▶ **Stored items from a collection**
*** Begin section ***

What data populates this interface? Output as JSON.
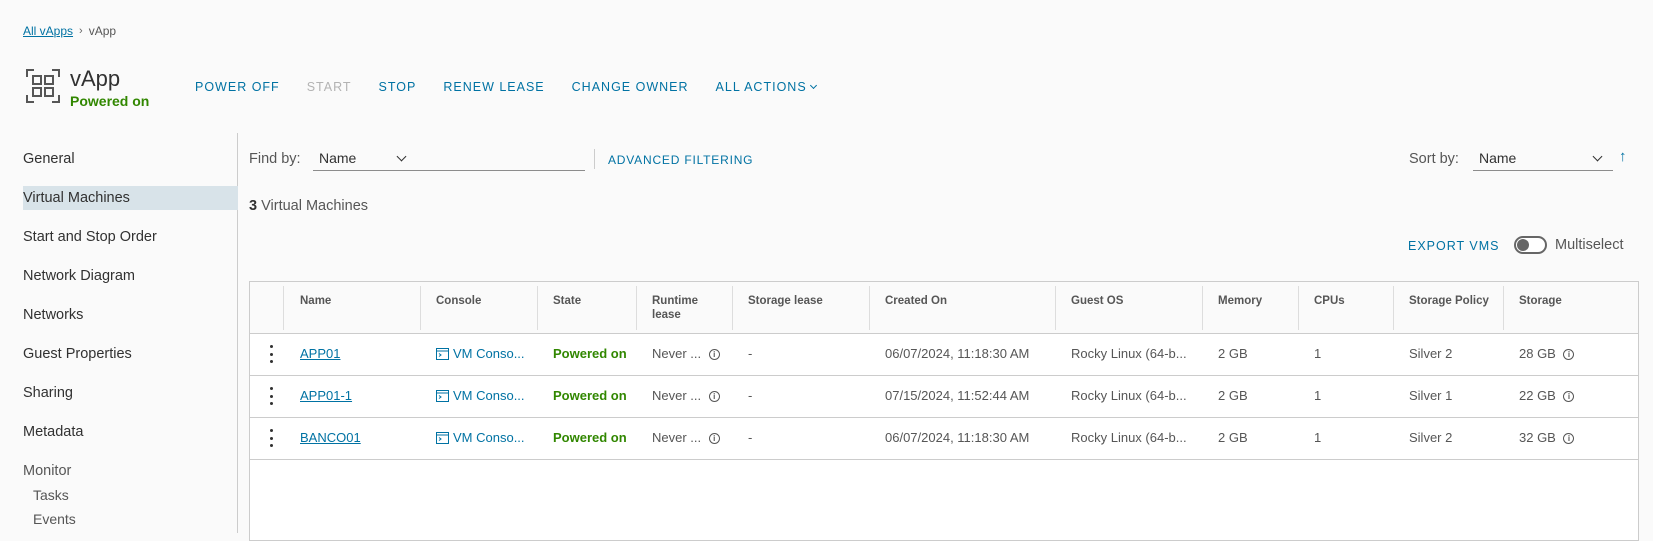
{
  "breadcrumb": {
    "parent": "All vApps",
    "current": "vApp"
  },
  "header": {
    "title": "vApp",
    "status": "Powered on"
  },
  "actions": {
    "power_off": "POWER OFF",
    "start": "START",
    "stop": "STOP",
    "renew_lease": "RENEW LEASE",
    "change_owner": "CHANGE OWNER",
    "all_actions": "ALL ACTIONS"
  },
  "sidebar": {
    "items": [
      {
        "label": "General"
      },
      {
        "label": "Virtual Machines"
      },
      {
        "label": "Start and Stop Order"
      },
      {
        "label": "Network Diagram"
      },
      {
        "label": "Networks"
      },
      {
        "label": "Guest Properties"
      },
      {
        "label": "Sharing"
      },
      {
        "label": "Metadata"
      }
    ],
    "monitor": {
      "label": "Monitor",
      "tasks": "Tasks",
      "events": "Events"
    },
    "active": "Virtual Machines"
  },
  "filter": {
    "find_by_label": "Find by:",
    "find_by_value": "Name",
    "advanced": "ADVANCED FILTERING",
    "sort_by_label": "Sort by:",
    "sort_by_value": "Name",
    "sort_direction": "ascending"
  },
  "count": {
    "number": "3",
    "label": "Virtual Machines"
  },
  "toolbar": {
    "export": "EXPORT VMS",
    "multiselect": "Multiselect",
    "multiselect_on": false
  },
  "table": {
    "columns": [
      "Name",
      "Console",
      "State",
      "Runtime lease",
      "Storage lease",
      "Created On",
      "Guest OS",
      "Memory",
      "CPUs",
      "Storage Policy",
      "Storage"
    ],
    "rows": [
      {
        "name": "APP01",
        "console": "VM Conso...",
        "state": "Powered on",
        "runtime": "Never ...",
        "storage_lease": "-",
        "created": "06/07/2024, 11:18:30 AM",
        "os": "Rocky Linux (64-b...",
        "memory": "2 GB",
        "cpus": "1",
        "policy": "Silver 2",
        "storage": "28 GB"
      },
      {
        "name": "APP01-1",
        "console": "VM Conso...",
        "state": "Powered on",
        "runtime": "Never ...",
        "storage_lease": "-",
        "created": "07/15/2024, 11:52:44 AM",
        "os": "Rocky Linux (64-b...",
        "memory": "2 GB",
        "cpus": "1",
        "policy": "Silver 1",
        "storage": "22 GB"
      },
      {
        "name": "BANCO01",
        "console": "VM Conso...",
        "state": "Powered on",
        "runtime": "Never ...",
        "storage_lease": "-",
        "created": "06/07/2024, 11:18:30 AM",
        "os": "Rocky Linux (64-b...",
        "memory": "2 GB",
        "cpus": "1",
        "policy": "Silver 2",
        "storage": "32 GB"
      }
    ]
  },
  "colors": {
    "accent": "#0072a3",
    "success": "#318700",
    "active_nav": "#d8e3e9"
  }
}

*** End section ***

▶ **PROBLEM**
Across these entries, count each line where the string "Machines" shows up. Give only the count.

▶ **ANSWER TO THE PROBLEM**
3